*GOAL OF THE EXERCISE*.
Using the records below, filter out every line that lacks "this" and copy the rest.

====================

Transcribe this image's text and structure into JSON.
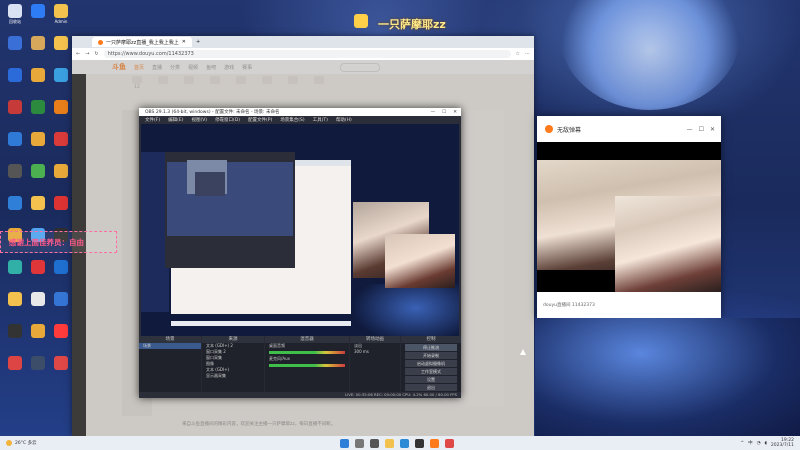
{
  "desktop": {
    "banner_text": "一只萨摩耶zz",
    "icons": [
      {
        "label": "回收站",
        "color": "#d9e2f2"
      },
      {
        "label": "",
        "color": "#2d7cf6"
      },
      {
        "label": "Admin",
        "color": "#f2c14e"
      },
      {
        "label": "",
        "color": "#3b6fd8"
      },
      {
        "label": "",
        "color": "#d6a85c"
      },
      {
        "label": "",
        "color": "#f2c14e"
      },
      {
        "label": "",
        "color": "#2b6ad9"
      },
      {
        "label": "",
        "color": "#e8a93a"
      },
      {
        "label": "",
        "color": "#3aa0e0"
      },
      {
        "label": "",
        "color": "#c63a3a"
      },
      {
        "label": "",
        "color": "#2c8a3f"
      },
      {
        "label": "",
        "color": "#e87e1a"
      },
      {
        "label": "",
        "color": "#2e7ad6"
      },
      {
        "label": "",
        "color": "#e8a93a"
      },
      {
        "label": "",
        "color": "#d93a3a"
      },
      {
        "label": "",
        "color": "#555555"
      },
      {
        "label": "",
        "color": "#4caf50"
      },
      {
        "label": "",
        "color": "#e8a93a"
      },
      {
        "label": "",
        "color": "#2f7fd8"
      },
      {
        "label": "",
        "color": "#f2c14e"
      },
      {
        "label": "",
        "color": "#dd3333"
      },
      {
        "label": "",
        "color": "#e8a93a"
      },
      {
        "label": "",
        "color": "#4fa3ef"
      },
      {
        "label": "",
        "color": "#2e2e2e"
      },
      {
        "label": "",
        "color": "#31b0a8"
      },
      {
        "label": "",
        "color": "#e0363a"
      },
      {
        "label": "",
        "color": "#1f6fd1"
      },
      {
        "label": "",
        "color": "#f2c14e"
      },
      {
        "label": "",
        "color": "#e8e8e8"
      },
      {
        "label": "",
        "color": "#3575d6"
      },
      {
        "label": "",
        "color": "#333333"
      },
      {
        "label": "",
        "color": "#e8a93a"
      },
      {
        "label": "",
        "color": "#ff3b3b"
      },
      {
        "label": "",
        "color": "#d44"
      },
      {
        "label": "",
        "color": "#3b4d68"
      },
      {
        "label": "",
        "color": "#e04848"
      }
    ]
  },
  "browser": {
    "tab_title": "一只萨摩耶zz直播_我上我上我上",
    "url": "https://www.douyu.com/11432373",
    "site": {
      "logo": "斗鱼",
      "nav": [
        "首页",
        "直播",
        "分类",
        "视频",
        "鱼吧",
        "游戏",
        "赛事"
      ],
      "categories": [
        "12",
        "",
        "",
        "",
        "",
        "",
        "",
        ""
      ],
      "room_text": "来自斗鱼直播间的精彩内容，欢迎关注主播一只萨摩耶zz，每日直播不间断。"
    }
  },
  "obs": {
    "title": "OBS 29.1.3 (64-bit, windows) - 配置文件: 未命名 - 场景: 未命名",
    "menu": [
      "文件(F)",
      "编辑(E)",
      "视图(V)",
      "停靠窗口(D)",
      "配置文件(P)",
      "场景集合(S)",
      "工具(T)",
      "帮助(H)"
    ],
    "docks": {
      "scenes_header": "场景",
      "scenes": [
        "场景"
      ],
      "sources_header": "来源",
      "sources": [
        "文本 (GDI+) 2",
        "窗口采集 2",
        "窗口采集",
        "图像",
        "文本 (GDI+)",
        "显示器采集"
      ],
      "mixer_header": "混音器",
      "mixer_items": [
        "桌面音频",
        "麦克风/Aux"
      ],
      "transitions_header": "转场动画",
      "transition_value": "淡出",
      "transition_duration": "300 ms",
      "controls_header": "控制",
      "controls": [
        "停止推流",
        "开始录制",
        "启动虚拟摄像机",
        "工作室模式",
        "设置",
        "退出"
      ]
    },
    "status": "LIVE: 00:35:06  REC: 00:00:00  CPU: 4.2%  60.00 / 60.00 FPS"
  },
  "popup": {
    "title": "无敌弹幕",
    "footer_text": "douyu直播间 11432373",
    "controls": [
      "—",
      "☐",
      "✕"
    ]
  },
  "danmaku": {
    "text": "感谢上面佳养员：自由"
  },
  "taskbar": {
    "weather_temp": "26°C",
    "weather_desc": "多云",
    "time": "19:22",
    "date": "2023/7/11",
    "lang": "中"
  }
}
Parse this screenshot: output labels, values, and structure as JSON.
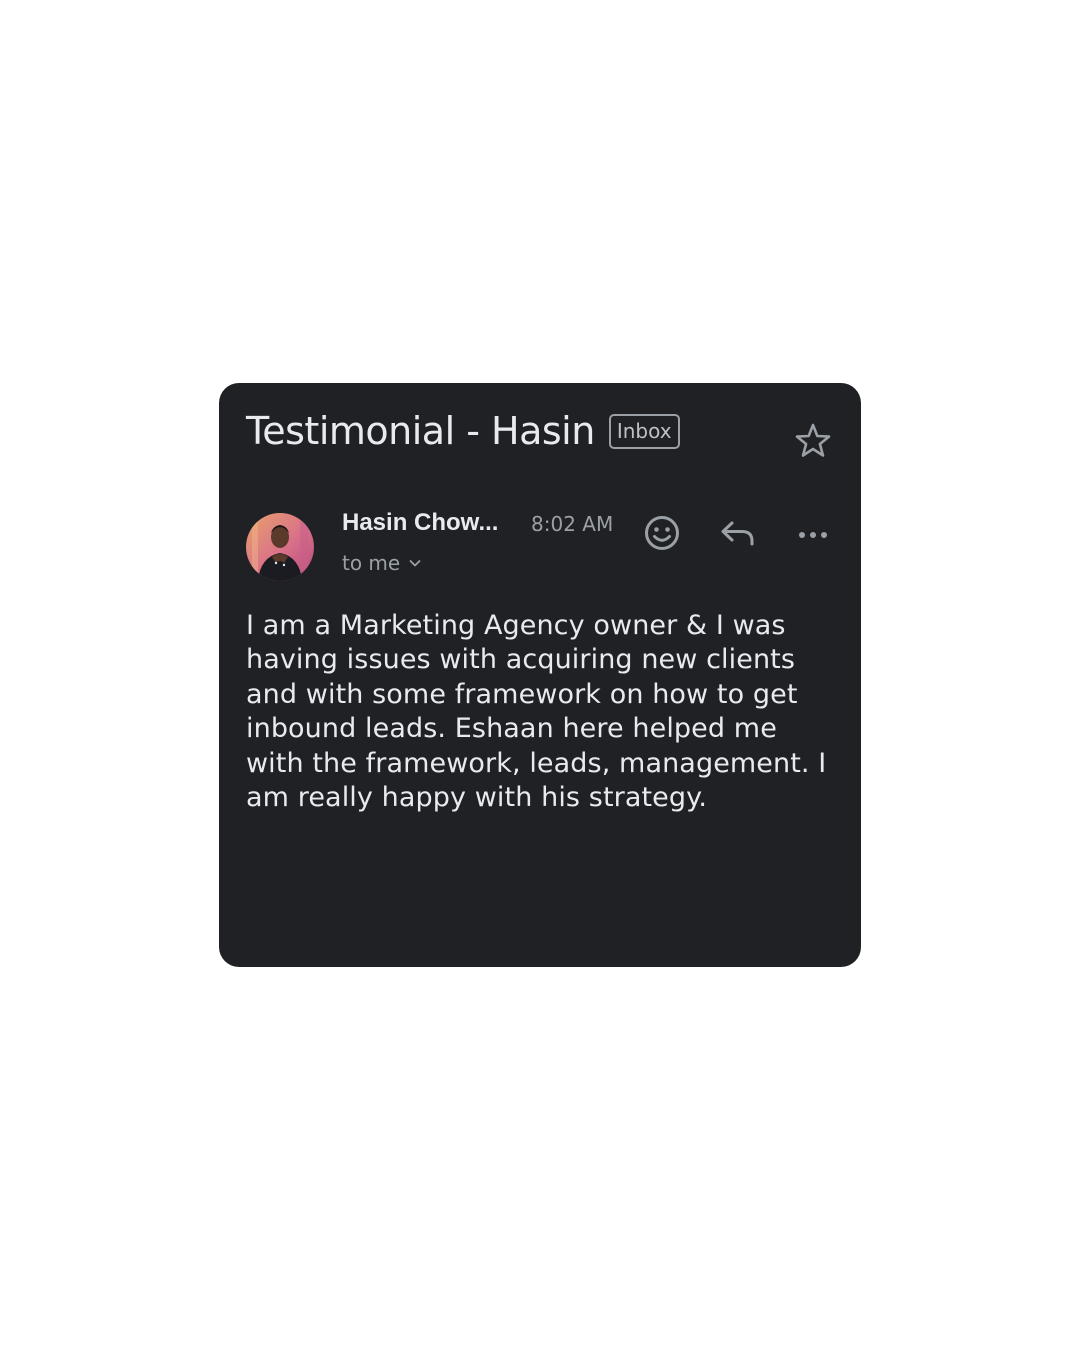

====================

*OUTPUT*.
Transcribe this image's text and structure into JSON.
Parse this screenshot: output labels, values, and structure as JSON.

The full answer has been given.